### [Data to use]
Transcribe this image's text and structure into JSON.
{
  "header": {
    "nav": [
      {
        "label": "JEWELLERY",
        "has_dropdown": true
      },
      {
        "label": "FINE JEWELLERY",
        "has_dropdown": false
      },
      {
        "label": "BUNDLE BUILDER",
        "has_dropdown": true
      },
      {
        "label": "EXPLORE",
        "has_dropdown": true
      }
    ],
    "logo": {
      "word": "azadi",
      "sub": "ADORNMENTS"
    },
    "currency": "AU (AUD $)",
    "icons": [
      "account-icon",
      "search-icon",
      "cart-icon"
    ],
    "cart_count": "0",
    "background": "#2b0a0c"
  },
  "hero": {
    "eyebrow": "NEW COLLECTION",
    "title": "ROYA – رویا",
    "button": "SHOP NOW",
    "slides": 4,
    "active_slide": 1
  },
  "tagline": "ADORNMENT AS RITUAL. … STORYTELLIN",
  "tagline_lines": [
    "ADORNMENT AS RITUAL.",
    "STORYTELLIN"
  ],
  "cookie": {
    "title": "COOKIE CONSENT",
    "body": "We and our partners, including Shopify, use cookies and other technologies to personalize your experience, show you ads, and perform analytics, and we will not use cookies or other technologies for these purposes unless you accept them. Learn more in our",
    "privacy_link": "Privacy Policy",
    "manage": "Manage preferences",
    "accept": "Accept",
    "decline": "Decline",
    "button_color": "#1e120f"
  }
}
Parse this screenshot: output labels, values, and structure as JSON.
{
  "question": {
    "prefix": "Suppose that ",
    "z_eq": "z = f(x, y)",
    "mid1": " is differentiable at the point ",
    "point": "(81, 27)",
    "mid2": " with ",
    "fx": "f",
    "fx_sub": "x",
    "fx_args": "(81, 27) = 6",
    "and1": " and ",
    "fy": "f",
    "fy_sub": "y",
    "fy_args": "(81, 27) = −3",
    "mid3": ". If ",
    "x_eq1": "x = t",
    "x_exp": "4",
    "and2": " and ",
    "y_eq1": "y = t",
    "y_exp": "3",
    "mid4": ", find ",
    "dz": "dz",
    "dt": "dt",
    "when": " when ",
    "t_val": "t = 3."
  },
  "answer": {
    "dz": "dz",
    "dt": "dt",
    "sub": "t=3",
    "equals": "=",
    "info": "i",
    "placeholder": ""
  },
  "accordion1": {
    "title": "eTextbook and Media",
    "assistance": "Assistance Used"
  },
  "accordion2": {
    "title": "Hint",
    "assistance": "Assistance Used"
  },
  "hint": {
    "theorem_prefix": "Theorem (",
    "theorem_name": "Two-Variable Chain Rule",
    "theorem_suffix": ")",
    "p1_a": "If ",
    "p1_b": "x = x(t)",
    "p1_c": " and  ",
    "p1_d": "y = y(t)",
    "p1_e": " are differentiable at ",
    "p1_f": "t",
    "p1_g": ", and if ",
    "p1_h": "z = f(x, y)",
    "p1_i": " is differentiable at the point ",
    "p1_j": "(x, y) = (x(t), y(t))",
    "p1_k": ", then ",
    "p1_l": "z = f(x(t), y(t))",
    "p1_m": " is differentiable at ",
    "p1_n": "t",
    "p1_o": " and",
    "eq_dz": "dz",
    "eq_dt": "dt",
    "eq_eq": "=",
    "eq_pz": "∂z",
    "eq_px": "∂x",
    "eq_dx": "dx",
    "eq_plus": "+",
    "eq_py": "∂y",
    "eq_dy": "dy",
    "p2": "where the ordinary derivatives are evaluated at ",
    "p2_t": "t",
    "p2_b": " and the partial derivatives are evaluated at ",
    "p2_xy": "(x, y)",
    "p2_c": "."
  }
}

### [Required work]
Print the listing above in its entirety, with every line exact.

### [Result for this exercise]
Transcribe this image's text and structure into JSON.
{
  "header": {
    "nav": [
      {
        "label": "JEWELLERY",
        "has_dropdown": true
      },
      {
        "label": "FINE JEWELLERY",
        "has_dropdown": false
      },
      {
        "label": "BUNDLE BUILDER",
        "has_dropdown": true
      },
      {
        "label": "EXPLORE",
        "has_dropdown": true
      }
    ],
    "logo": {
      "word": "azadi",
      "sub": "ADORNMENTS"
    },
    "currency": "AU (AUD $)",
    "icons": [
      "account-icon",
      "search-icon",
      "cart-icon"
    ],
    "cart_count": "0",
    "background": "#2b0a0c"
  },
  "hero": {
    "eyebrow": "NEW COLLECTION",
    "title": "ROYA – رویا",
    "button": "SHOP NOW",
    "slides": 4,
    "active_slide": 1
  },
  "tagline": "ADORNMENT AS RITUAL. … STORYTELLIN",
  "tagline_lines": [
    "ADORNMENT AS RITUAL.",
    "STORYTELLIN"
  ],
  "cookie": {
    "title": "COOKIE CONSENT",
    "body": "We and our partners, including Shopify, use cookies and other technologies to personalize your experience, show you ads, and perform analytics, and we will not use cookies or other technologies for these purposes unless you accept them. Learn more in our",
    "privacy_link": "Privacy Policy",
    "manage": "Manage preferences",
    "accept": "Accept",
    "decline": "Decline",
    "button_color": "#1e120f"
  }
}
Parse this screenshot: output labels, values, and structure as JSON.
{
  "question": {
    "prefix": "Suppose that ",
    "z_eq": "z = f(x, y)",
    "mid1": " is differentiable at the point ",
    "point": "(81, 27)",
    "mid2": " with ",
    "fx": "f",
    "fx_sub": "x",
    "fx_args": "(81, 27) = 6",
    "and1": " and ",
    "fy": "f",
    "fy_sub": "y",
    "fy_args": "(81, 27) = −3",
    "mid3": ". If ",
    "x_eq1": "x = t",
    "x_exp": "4",
    "and2": " and ",
    "y_eq1": "y = t",
    "y_exp": "3",
    "mid4": ", find ",
    "dz": "dz",
    "dt": "dt",
    "when": " when ",
    "t_val": "t = 3."
  },
  "answer": {
    "dz": "dz",
    "dt": "dt",
    "sub": "t=3",
    "equals": "=",
    "info": "i",
    "placeholder": ""
  },
  "accordion1": {
    "title": "eTextbook and Media",
    "assistance": "Assistance Used"
  },
  "accordion2": {
    "title": "Hint",
    "assistance": "Assistance Used"
  },
  "hint": {
    "theorem_prefix": "Theorem (",
    "theorem_name": "Two-Variable Chain Rule",
    "theorem_suffix": ")",
    "p1_a": "If ",
    "p1_b": "x = x(t)",
    "p1_c": " and  ",
    "p1_d": "y = y(t)",
    "p1_e": " are differentiable at ",
    "p1_f": "t",
    "p1_g": ", and if ",
    "p1_h": "z = f(x, y)",
    "p1_i": " is differentiable at the point ",
    "p1_j": "(x, y) = (x(t), y(t))",
    "p1_k": ", then ",
    "p1_l": "z = f(x(t), y(t))",
    "p1_m": " is differentiable at ",
    "p1_n": "t",
    "p1_o": " and",
    "eq_dz": "dz",
    "eq_dt": "dt",
    "eq_eq": "=",
    "eq_pz": "∂z",
    "eq_px": "∂x",
    "eq_dx": "dx",
    "eq_plus": "+",
    "eq_py": "∂y",
    "eq_dy": "dy",
    "p2": "where the ordinary derivatives are evaluated at ",
    "p2_t": "t",
    "p2_b": " and the partial derivatives are evaluated at ",
    "p2_xy": "(x, y)",
    "p2_c": "."
  }
}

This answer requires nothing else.